I’d like to have a little fun for this Friday post. I’m sitting on a plane, where I paid for wifi to take care of a few late in the day items. Those took less time than I was expecting, so instead of the cross-post I was planning, I’m going to do this post.
Someone on twitter linked to this article, and Rands had previously linked to it, so I thought it must be worth a read. It’s titled, “We got 10 CEOs to tell us their one killer interview question for new hires,” so I immediately thought, “Rands… why?!” Off the cuff, it seemed like a standard Buzzfeed piece, filled with typical interview mythology where we’re asked to assume that something is profound because Warren Buffet asked it, or something.
As I read through it, though, something struck me. Most articles like this are written by corporate pragmatists, for corporate pragmatists. As such, they are ispo facto not interesting from a realpolitik perspective. They are, to draw on Gervais Principle lexicon, gametalk. “‘What’s your greatest weakness,’ should be answered with, ‘well, try to find a way to describe a strength as if it were a weakness!'” Thanks for that insight, Dale Carnegie!
But as I read the article, it dawned on me that there were potentially non-zero stakes, and that these were actually questions that opportunists might gamely pose to other opportunists. In other words, this isn’t “CEO says that these are questions grunts should be prepared to answer when asked by grunt-managers.” Instead, it’s, “this is something I would ask a C-level person because I would find the answer interesting.” (And finding the answer interesting might be entirely orthogonal to a hiring decision).

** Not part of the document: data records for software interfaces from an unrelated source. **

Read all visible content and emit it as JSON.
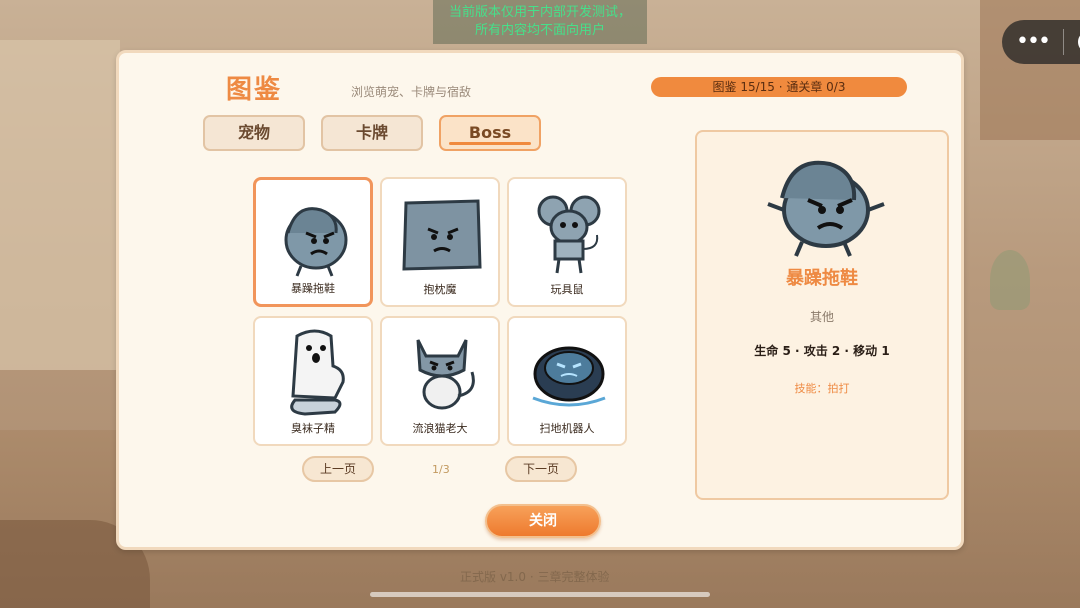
{
  "debug_banner": {
    "line1": "当前版本仅用于内部开发测试，",
    "line2": "所有内容均不面向用户"
  },
  "capsule": {
    "more_icon": "more-dots-icon",
    "close_icon": "target-circle-icon"
  },
  "header": {
    "title": "图鉴",
    "subtitle": "浏览萌宠、卡牌与宿敌",
    "progress": "图鉴 15/15 · 通关章 0/3"
  },
  "tabs": [
    {
      "label": "宠物",
      "active": false
    },
    {
      "label": "卡牌",
      "active": false
    },
    {
      "label": "Boss",
      "active": true
    }
  ],
  "cards": [
    {
      "name": "暴躁拖鞋",
      "icon": "angry-slipper-icon",
      "selected": true
    },
    {
      "name": "抱枕魔",
      "icon": "pillow-monster-icon",
      "selected": false
    },
    {
      "name": "玩具鼠",
      "icon": "toy-mouse-icon",
      "selected": false
    },
    {
      "name": "臭袜子精",
      "icon": "sock-ghost-icon",
      "selected": false
    },
    {
      "name": "流浪猫老大",
      "icon": "stray-cat-boss-icon",
      "selected": false
    },
    {
      "name": "扫地机器人",
      "icon": "robot-vacuum-icon",
      "selected": false
    }
  ],
  "pager": {
    "prev": "上一页",
    "next": "下一页",
    "page": "1/3"
  },
  "close_label": "关闭",
  "detail": {
    "name": "暴躁拖鞋",
    "category": "其他",
    "stats": "生命 5 · 攻击 2 · 移动 1",
    "skill": "技能：拍打",
    "icon": "angry-slipper-icon"
  },
  "footer": {
    "version": "正式版 v1.0 · 三章完整体验"
  },
  "colors": {
    "accent": "#f08a3e",
    "title": "#ee8a43",
    "panel": "#fdf7ec"
  }
}
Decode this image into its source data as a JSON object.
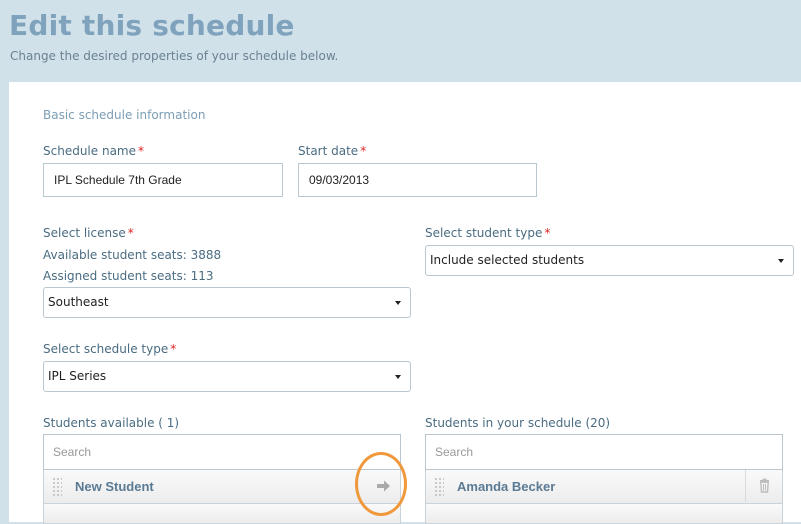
{
  "header": {
    "title": "Edit this schedule",
    "subtitle": "Change the desired properties of your schedule below."
  },
  "section_title": "Basic schedule information",
  "required_marker": "*",
  "schedule_name": {
    "label": "Schedule name",
    "value": "IPL Schedule 7th Grade"
  },
  "start_date": {
    "label": "Start date",
    "value": "09/03/2013"
  },
  "license": {
    "label": "Select license",
    "available_seats": "Available student seats: 3888",
    "assigned_seats": "Assigned student seats: 113",
    "selected": "Southeast"
  },
  "student_type": {
    "label": "Select student type",
    "selected": "Include selected students"
  },
  "schedule_type": {
    "label": "Select schedule type",
    "selected": "IPL Series"
  },
  "students_available": {
    "label": "Students available ( 1)",
    "search_placeholder": "Search",
    "items": [
      {
        "name": "New Student"
      }
    ]
  },
  "students_in_schedule": {
    "label": "Students in your schedule (20)",
    "search_placeholder": "Search",
    "items": [
      {
        "name": "Amanda Becker"
      }
    ]
  },
  "icons": {
    "move": "arrow-right-icon",
    "delete": "trash-icon",
    "drag": "drag-handle-icon"
  },
  "colors": {
    "title": "#7fa2bd",
    "background": "#d0e1ea",
    "required": "#dd2222",
    "highlight": "#f0983c"
  }
}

So here are the questions, along with what I’d posit as the right answer from any self-respecting opportunist (answers in normal print, commentary in italics).